Histochimie animale methodes et probl├иmes. By L. Lison. With preface by Pol G├йrard. Gauthire-Villars Paris. 1936код для вставкиСкачать

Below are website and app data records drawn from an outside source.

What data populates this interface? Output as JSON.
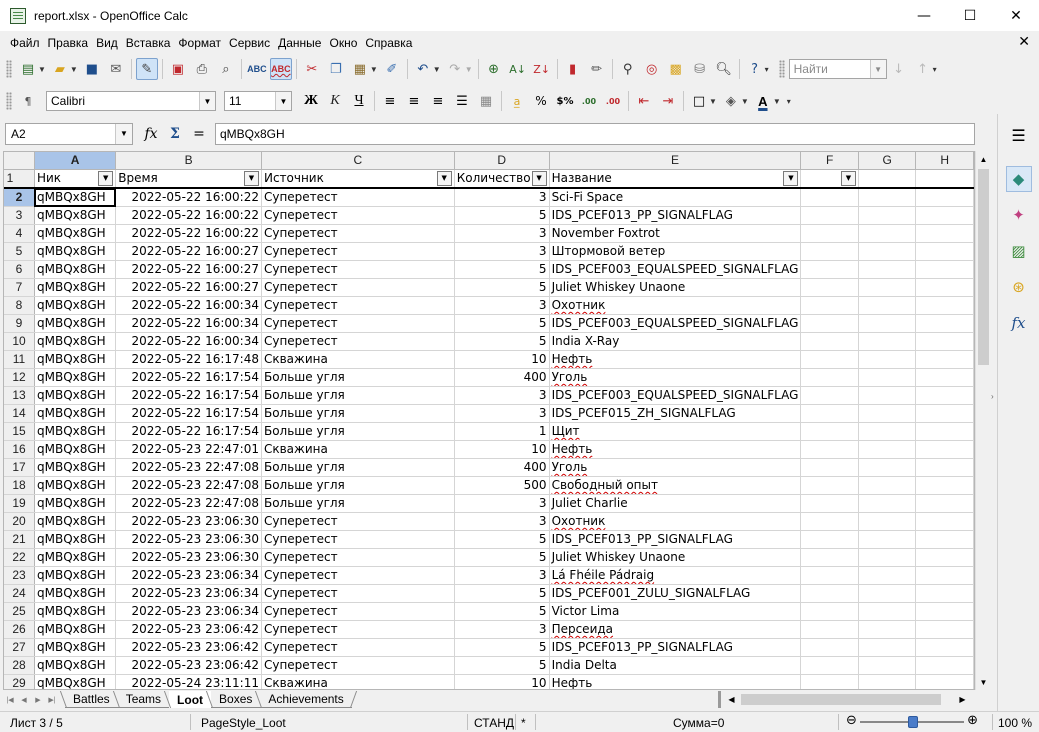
{
  "window": {
    "title": "report.xlsx - OpenOffice Calc",
    "minimize": "—",
    "maximize": "☐",
    "close": "✕",
    "doc_close": "✕"
  },
  "menu": [
    "Файл",
    "Правка",
    "Вид",
    "Вставка",
    "Формат",
    "Сервис",
    "Данные",
    "Окно",
    "Справка"
  ],
  "toolbar": {
    "find_placeholder": "Найти"
  },
  "format": {
    "font_name": "Calibri",
    "font_size": "11",
    "bold": "Ж",
    "italic": "К",
    "underline": "Ч"
  },
  "formula": {
    "cell_ref": "A2",
    "content": "qMBQx8GH",
    "fx": "fx",
    "sum": "Σ",
    "equals": "="
  },
  "columns": [
    "A",
    "B",
    "C",
    "D",
    "E",
    "F",
    "G",
    "H"
  ],
  "header_row": {
    "num": "1",
    "cells": [
      "Ник",
      "Время",
      "Источник",
      "Количество",
      "Название",
      "",
      "",
      ""
    ]
  },
  "rows": [
    {
      "n": "2",
      "nick": "qMBQx8GH",
      "time": "2022-05-22 16:00:22",
      "source": "Суперетест",
      "qty": "3",
      "name": "Sci-Fi Space"
    },
    {
      "n": "3",
      "nick": "qMBQx8GH",
      "time": "2022-05-22 16:00:22",
      "source": "Суперетест",
      "qty": "5",
      "name": "IDS_PCEF013_PP_SIGNALFLAG"
    },
    {
      "n": "4",
      "nick": "qMBQx8GH",
      "time": "2022-05-22 16:00:22",
      "source": "Суперетест",
      "qty": "3",
      "name": "November Foxtrot"
    },
    {
      "n": "5",
      "nick": "qMBQx8GH",
      "time": "2022-05-22 16:00:27",
      "source": "Суперетест",
      "qty": "3",
      "name": "Штормовой ветер"
    },
    {
      "n": "6",
      "nick": "qMBQx8GH",
      "time": "2022-05-22 16:00:27",
      "source": "Суперетест",
      "qty": "5",
      "name": "IDS_PCEF003_EQUALSPEED_SIGNALFLAG"
    },
    {
      "n": "7",
      "nick": "qMBQx8GH",
      "time": "2022-05-22 16:00:27",
      "source": "Суперетест",
      "qty": "5",
      "name": "Juliet Whiskey Unaone"
    },
    {
      "n": "8",
      "nick": "qMBQx8GH",
      "time": "2022-05-22 16:00:34",
      "source": "Суперетест",
      "qty": "3",
      "name": "Охотник"
    },
    {
      "n": "9",
      "nick": "qMBQx8GH",
      "time": "2022-05-22 16:00:34",
      "source": "Суперетест",
      "qty": "5",
      "name": "IDS_PCEF003_EQUALSPEED_SIGNALFLAG"
    },
    {
      "n": "10",
      "nick": "qMBQx8GH",
      "time": "2022-05-22 16:00:34",
      "source": "Суперетест",
      "qty": "5",
      "name": "India X-Ray"
    },
    {
      "n": "11",
      "nick": "qMBQx8GH",
      "time": "2022-05-22 16:17:48",
      "source": "Скважина",
      "qty": "10",
      "name": "Нефть"
    },
    {
      "n": "12",
      "nick": "qMBQx8GH",
      "time": "2022-05-22 16:17:54",
      "source": "Больше угля",
      "qty": "400",
      "name": "Уголь"
    },
    {
      "n": "13",
      "nick": "qMBQx8GH",
      "time": "2022-05-22 16:17:54",
      "source": "Больше угля",
      "qty": "3",
      "name": "IDS_PCEF003_EQUALSPEED_SIGNALFLAG"
    },
    {
      "n": "14",
      "nick": "qMBQx8GH",
      "time": "2022-05-22 16:17:54",
      "source": "Больше угля",
      "qty": "3",
      "name": "IDS_PCEF015_ZH_SIGNALFLAG"
    },
    {
      "n": "15",
      "nick": "qMBQx8GH",
      "time": "2022-05-22 16:17:54",
      "source": "Больше угля",
      "qty": "1",
      "name": "Щит"
    },
    {
      "n": "16",
      "nick": "qMBQx8GH",
      "time": "2022-05-23 22:47:01",
      "source": "Скважина",
      "qty": "10",
      "name": "Нефть"
    },
    {
      "n": "17",
      "nick": "qMBQx8GH",
      "time": "2022-05-23 22:47:08",
      "source": "Больше угля",
      "qty": "400",
      "name": "Уголь"
    },
    {
      "n": "18",
      "nick": "qMBQx8GH",
      "time": "2022-05-23 22:47:08",
      "source": "Больше угля",
      "qty": "500",
      "name": "Свободный опыт"
    },
    {
      "n": "19",
      "nick": "qMBQx8GH",
      "time": "2022-05-23 22:47:08",
      "source": "Больше угля",
      "qty": "3",
      "name": "Juliet Charlie"
    },
    {
      "n": "20",
      "nick": "qMBQx8GH",
      "time": "2022-05-23 23:06:30",
      "source": "Суперетест",
      "qty": "3",
      "name": "Охотник"
    },
    {
      "n": "21",
      "nick": "qMBQx8GH",
      "time": "2022-05-23 23:06:30",
      "source": "Суперетест",
      "qty": "5",
      "name": "IDS_PCEF013_PP_SIGNALFLAG"
    },
    {
      "n": "22",
      "nick": "qMBQx8GH",
      "time": "2022-05-23 23:06:30",
      "source": "Суперетест",
      "qty": "5",
      "name": "Juliet Whiskey Unaone"
    },
    {
      "n": "23",
      "nick": "qMBQx8GH",
      "time": "2022-05-23 23:06:34",
      "source": "Суперетест",
      "qty": "3",
      "name": "Lá Fhéile Pádraig"
    },
    {
      "n": "24",
      "nick": "qMBQx8GH",
      "time": "2022-05-23 23:06:34",
      "source": "Суперетест",
      "qty": "5",
      "name": "IDS_PCEF001_ZULU_SIGNALFLAG"
    },
    {
      "n": "25",
      "nick": "qMBQx8GH",
      "time": "2022-05-23 23:06:34",
      "source": "Суперетест",
      "qty": "5",
      "name": "Victor Lima"
    },
    {
      "n": "26",
      "nick": "qMBQx8GH",
      "time": "2022-05-23 23:06:42",
      "source": "Суперетест",
      "qty": "3",
      "name": "Персеида"
    },
    {
      "n": "27",
      "nick": "qMBQx8GH",
      "time": "2022-05-23 23:06:42",
      "source": "Суперетест",
      "qty": "5",
      "name": "IDS_PCEF013_PP_SIGNALFLAG"
    },
    {
      "n": "28",
      "nick": "qMBQx8GH",
      "time": "2022-05-23 23:06:42",
      "source": "Суперетест",
      "qty": "5",
      "name": "India Delta"
    },
    {
      "n": "29",
      "nick": "qMBQx8GH",
      "time": "2022-05-24 23:11:11",
      "source": "Скважина",
      "qty": "10",
      "name": "Нефть"
    }
  ],
  "sheets": [
    "Battles",
    "Teams",
    "Loot",
    "Boxes",
    "Achievements"
  ],
  "status": {
    "sheet": "Лист 3 / 5",
    "page_style": "PageStyle_Loot",
    "mode": "СТАНД",
    "modified": "*",
    "sum": "Сумма=0",
    "zoom": "100 %"
  }
}
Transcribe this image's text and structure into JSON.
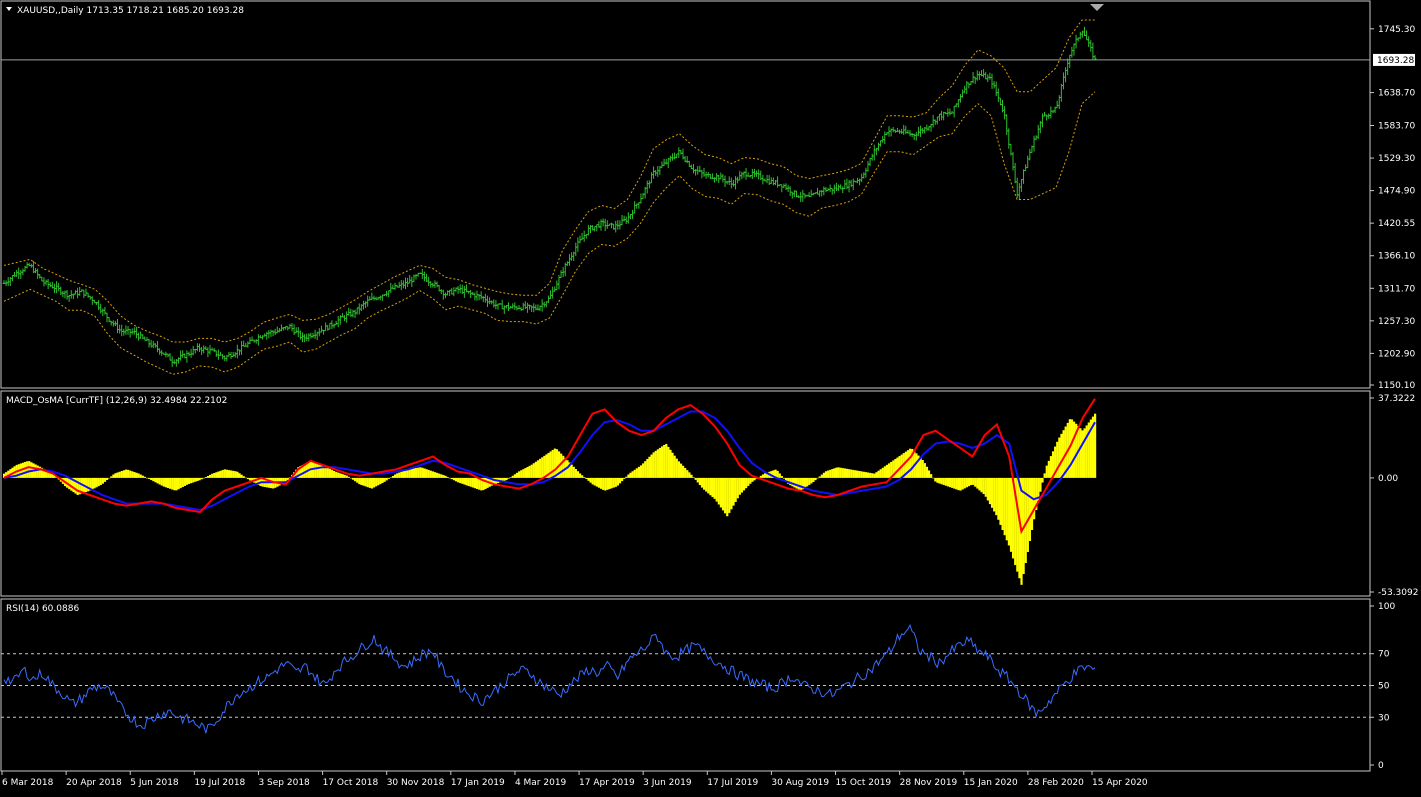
{
  "colors": {
    "background": "#000000",
    "frame": "#c8c8c8",
    "text": "#ffffff",
    "bars": "#2fbf2f",
    "envelope": "#d9a200",
    "current_price_line": "#9aa0a6",
    "histogram": "#ffff00",
    "macd_line": "#ff0000",
    "signal_line": "#1010ff",
    "rsi_line": "#3a6cff",
    "rsi_levels": "#c8c8c8",
    "price_tag_bg": "#ffffff",
    "price_tag_text": "#000000"
  },
  "chart_data": [
    {
      "type": "ohlc",
      "name": "price",
      "header_text": "XAUUSD,,Daily  1713.35 1718.21 1685.20 1693.28",
      "header_icon": "triangle-down-icon",
      "last": {
        "open": 1713.35,
        "high": 1718.21,
        "low": 1685.2,
        "close": 1693.28
      },
      "current_price_label": "1693.28",
      "ylim": [
        1150.1,
        1760.0
      ],
      "y_ticks": [
        "1745.30",
        "1693.28",
        "1638.70",
        "1583.70",
        "1529.30",
        "1474.90",
        "1420.55",
        "1366.10",
        "1311.70",
        "1257.30",
        "1202.90",
        "1150.10"
      ],
      "x_categories": [
        "6 Mar 2018",
        "20 Apr 2018",
        "5 Jun 2018",
        "19 Jul 2018",
        "3 Sep 2018",
        "17 Oct 2018",
        "30 Nov 2018",
        "17 Jan 2019",
        "4 Mar 2019",
        "17 Apr 2019",
        "3 Jun 2019",
        "17 Jul 2019",
        "30 Aug 2019",
        "15 Oct 2019",
        "28 Nov 2019",
        "15 Jan 2020",
        "28 Feb 2020",
        "15 Apr 2020"
      ],
      "close_path": [
        1320,
        1338,
        1350,
        1322,
        1312,
        1300,
        1306,
        1290,
        1262,
        1240,
        1238,
        1222,
        1208,
        1190,
        1200,
        1212,
        1206,
        1196,
        1208,
        1222,
        1236,
        1240,
        1248,
        1228,
        1238,
        1248,
        1262,
        1272,
        1290,
        1300,
        1312,
        1320,
        1335,
        1320,
        1302,
        1310,
        1302,
        1295,
        1282,
        1280,
        1280,
        1278,
        1295,
        1340,
        1380,
        1410,
        1420,
        1414,
        1428,
        1462,
        1504,
        1522,
        1540,
        1512,
        1500,
        1498,
        1486,
        1504,
        1500,
        1490,
        1484,
        1468,
        1463,
        1476,
        1478,
        1485,
        1496,
        1540,
        1575,
        1574,
        1568,
        1580,
        1600,
        1605,
        1650,
        1670,
        1660,
        1605,
        1470,
        1540,
        1600,
        1610,
        1700,
        1745,
        1693.28
      ],
      "envelope_upper": [
        1350,
        1355,
        1360,
        1345,
        1335,
        1325,
        1318,
        1310,
        1290,
        1265,
        1250,
        1240,
        1232,
        1222,
        1222,
        1228,
        1228,
        1222,
        1228,
        1240,
        1255,
        1262,
        1268,
        1258,
        1260,
        1268,
        1280,
        1292,
        1306,
        1318,
        1330,
        1340,
        1350,
        1345,
        1330,
        1326,
        1318,
        1312,
        1306,
        1302,
        1300,
        1300,
        1320,
        1375,
        1410,
        1440,
        1450,
        1445,
        1460,
        1498,
        1545,
        1560,
        1570,
        1550,
        1535,
        1530,
        1520,
        1530,
        1528,
        1520,
        1515,
        1500,
        1495,
        1500,
        1504,
        1510,
        1520,
        1560,
        1600,
        1600,
        1598,
        1605,
        1630,
        1650,
        1685,
        1710,
        1700,
        1680,
        1640,
        1640,
        1660,
        1680,
        1730,
        1760,
        1760
      ],
      "envelope_lower": [
        1290,
        1300,
        1310,
        1300,
        1290,
        1275,
        1275,
        1265,
        1235,
        1212,
        1200,
        1188,
        1178,
        1168,
        1172,
        1182,
        1180,
        1172,
        1180,
        1195,
        1210,
        1215,
        1222,
        1205,
        1210,
        1222,
        1234,
        1244,
        1262,
        1274,
        1284,
        1295,
        1308,
        1295,
        1276,
        1282,
        1276,
        1270,
        1258,
        1256,
        1256,
        1252,
        1262,
        1300,
        1340,
        1370,
        1385,
        1382,
        1395,
        1420,
        1455,
        1480,
        1500,
        1478,
        1465,
        1462,
        1452,
        1470,
        1468,
        1458,
        1452,
        1438,
        1432,
        1446,
        1450,
        1456,
        1468,
        1505,
        1540,
        1540,
        1535,
        1550,
        1565,
        1570,
        1600,
        1620,
        1600,
        1520,
        1460,
        1460,
        1470,
        1480,
        1540,
        1620,
        1640
      ]
    },
    {
      "type": "histogram+lines",
      "name": "macd",
      "header_text": "MACD_OsMA [CurrTF] (12,26,9) 32.4984 22.2102",
      "ylim": [
        -53.3092,
        37.3222
      ],
      "y_ticks": [
        "37.3222",
        "0.00",
        "-53.3092"
      ],
      "histogram": [
        2,
        6,
        8,
        5,
        2,
        -4,
        -8,
        -6,
        -3,
        2,
        4,
        2,
        -1,
        -4,
        -6,
        -3,
        -1,
        2,
        4,
        3,
        -1,
        -4,
        -5,
        -2,
        5,
        8,
        6,
        3,
        1,
        -3,
        -5,
        -2,
        2,
        4,
        5,
        3,
        1,
        -2,
        -4,
        -6,
        -3,
        -1,
        3,
        6,
        10,
        14,
        8,
        2,
        -3,
        -6,
        -4,
        2,
        6,
        12,
        16,
        8,
        2,
        -5,
        -10,
        -18,
        -8,
        -2,
        2,
        4,
        -3,
        -6,
        -2,
        3,
        5,
        4,
        3,
        2,
        6,
        10,
        14,
        8,
        -2,
        -4,
        -6,
        -3,
        -8,
        -18,
        -32,
        -50,
        -20,
        5,
        18,
        28,
        22,
        30
      ],
      "macd": [
        0,
        3,
        5,
        4,
        2,
        -2,
        -6,
        -8,
        -10,
        -12,
        -13,
        -12,
        -11,
        -12,
        -14,
        -15,
        -16,
        -10,
        -6,
        -4,
        -2,
        0,
        -2,
        -3,
        4,
        8,
        6,
        4,
        2,
        1,
        2,
        3,
        4,
        6,
        8,
        10,
        6,
        3,
        2,
        -1,
        -3,
        -4,
        -5,
        -3,
        0,
        4,
        10,
        20,
        30,
        32,
        26,
        22,
        20,
        22,
        28,
        32,
        34,
        30,
        24,
        16,
        6,
        1,
        -1,
        -3,
        -5,
        -6,
        -8,
        -9,
        -8,
        -6,
        -4,
        -3,
        -2,
        4,
        10,
        20,
        22,
        18,
        14,
        10,
        20,
        25,
        10,
        -25,
        -15,
        -5,
        5,
        15,
        28,
        37
      ],
      "signal": [
        0,
        1,
        3,
        4,
        3,
        1,
        -2,
        -5,
        -8,
        -10,
        -12,
        -12,
        -12,
        -12,
        -13,
        -14,
        -15,
        -13,
        -10,
        -7,
        -4,
        -2,
        -2,
        -2,
        1,
        4,
        5,
        5,
        4,
        3,
        2,
        2,
        3,
        4,
        6,
        8,
        7,
        5,
        3,
        1,
        -1,
        -2,
        -3,
        -3,
        -2,
        1,
        5,
        12,
        20,
        26,
        27,
        25,
        22,
        22,
        25,
        28,
        31,
        31,
        28,
        22,
        14,
        7,
        3,
        0,
        -2,
        -4,
        -6,
        -7,
        -8,
        -7,
        -6,
        -5,
        -4,
        -1,
        4,
        11,
        16,
        17,
        16,
        14,
        16,
        20,
        16,
        -6,
        -10,
        -8,
        -2,
        6,
        16,
        26
      ]
    },
    {
      "type": "line",
      "name": "rsi",
      "header_text": "RSI(14) 60.0886",
      "ylim": [
        0,
        100
      ],
      "y_ticks": [
        "100",
        "70",
        "50",
        "30",
        "0"
      ],
      "levels": [
        70,
        50,
        30
      ],
      "values": [
        55,
        52,
        60,
        54,
        58,
        50,
        45,
        38,
        42,
        48,
        50,
        45,
        36,
        30,
        25,
        28,
        32,
        34,
        30,
        28,
        25,
        22,
        30,
        38,
        45,
        48,
        52,
        55,
        60,
        64,
        58,
        62,
        55,
        50,
        60,
        65,
        70,
        75,
        80,
        72,
        68,
        62,
        65,
        70,
        72,
        60,
        55,
        48,
        44,
        40,
        45,
        50,
        55,
        60,
        58,
        52,
        48,
        44,
        50,
        55,
        60,
        58,
        62,
        55,
        65,
        70,
        75,
        82,
        70,
        68,
        72,
        75,
        70,
        66,
        62,
        58,
        55,
        52,
        50,
        48,
        52,
        56,
        50,
        48,
        46,
        44,
        48,
        52,
        56,
        60,
        66,
        72,
        82,
        86,
        72,
        68,
        64,
        70,
        75,
        78,
        72,
        68,
        60,
        55,
        48,
        40,
        32,
        38,
        45,
        52,
        58,
        62,
        60
      ]
    }
  ]
}
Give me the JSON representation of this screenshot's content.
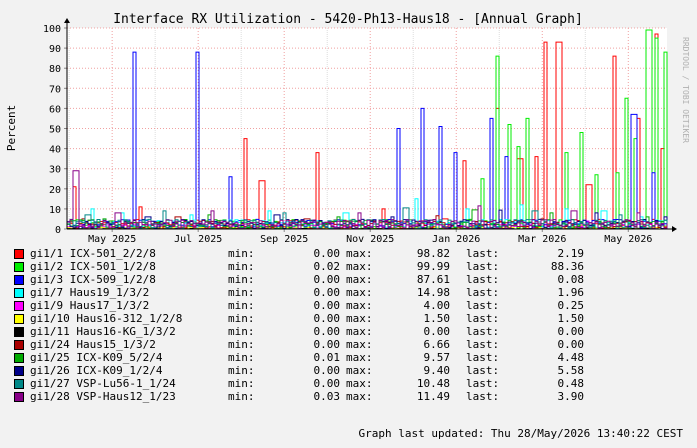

BOOK REVIEW I-IISTOCHIMIE ANIMALE METHODES ET PROBL~CMES.BY L. Lison. With preface by Pol GBrard. Gauthire-Villars, Paris. 1936. This volume appearing as a part of the Collection des ActualitEs Biologiques under the direction of 31.Robert Levy forms a n important contribution to histochemistry. It is especially timely in that there would seem to be an awakening interest in this peculiarly fundamental yet frequently misguided branch of histology. Advances have followed the development of essentially new methods and in the last few years we have had made available several sound techniques, From the papers which have followed as a result of these methods it is apparent that histochemistry is again in a n ascending phase of its ageless cycle. 31.L. Lison has laboriously collected from the literature many of the accepted methods for the demonstration of various substances in tissue sections. Better yet he has tried them, altered them and has rendered a critical opinion as to their value. He has laid down several fundamental requirements of all histochemical techniques. Among these the most important are “la conservation exacte de la localisation de la substance recherchke” and “La mise en Gvidence de fagon adBquate et spe’cifique de la substance envisagbe. ” M. Lison has been adequately critical of the latter requirement but for many reasons more lenient in holding histochemical procedures to the former one. He has drawn attention in a convincing fashion to the difficulties encountered in obtaining good reactions because of the extremely minute amounts of material available in histologic$ section. The author’s statement that in some instances histochemical reactions are as much as 50,000 times more sensitive than spectrum analysis would seem however to be somewhat enthusiastic. The ambitious scope of M. Lison’s book is indicated somewhat by his chapter titles. These range through micro-spectroscopy, histospectrography, micro-spectro-fluoroscopy, polarized light, microincineration, alkaline metals, heavy metals, anions (some twenty-two methods given and discussed), proteins, products of protein metabolism, nucleoproteins, purines, lipoids, masked lipoids, glucides, peroxydases and phenolases, tyrosinase and dopaoxydase. 501 CKE AX‘ATOJIIOAL RECORD, VOL. 68, KO. 4 502 BOOK REVIEW A little less than one-half of the volume is taken u p with chapters dealing with the general aspects of histochemistry, the study of physical properties of tissues and the mineral elements. These subjects have been, for the most part, accorded satisfactory treatment. The remaining 187 pages are devoted to organic histochemistry, including proteins and their products, lipoids, pigments, etc. Some attention has been given to enzymes and their localization in cells. The bibliography is well selected and carefully presented in subject divisions at the end of each chapter. There is no index but the lack is less felt when one encounters the list of bibliographic abbreviations, the page reference table of authors and the very complete table of contents. While for the most part the book shows every evidence of careful thought and planning it is a little difficult to understand why so much attention has been paid to some particular reactions and so little given to the question of preparing tissues for exanination. For example, seventeen pages are utilized in reviewing and describing methods for the detection of calcium and the Altmann-Gersh frozen dehydration technique is dismissed with a few sentences. That the method is ‘malheureusement fort complexes’ is quite beside the point if it, it is known to do, produces good results. However, M.Lison has produced a most worthwhile and useful book and for it deserves all commendation. GORDON 11. SCOTT.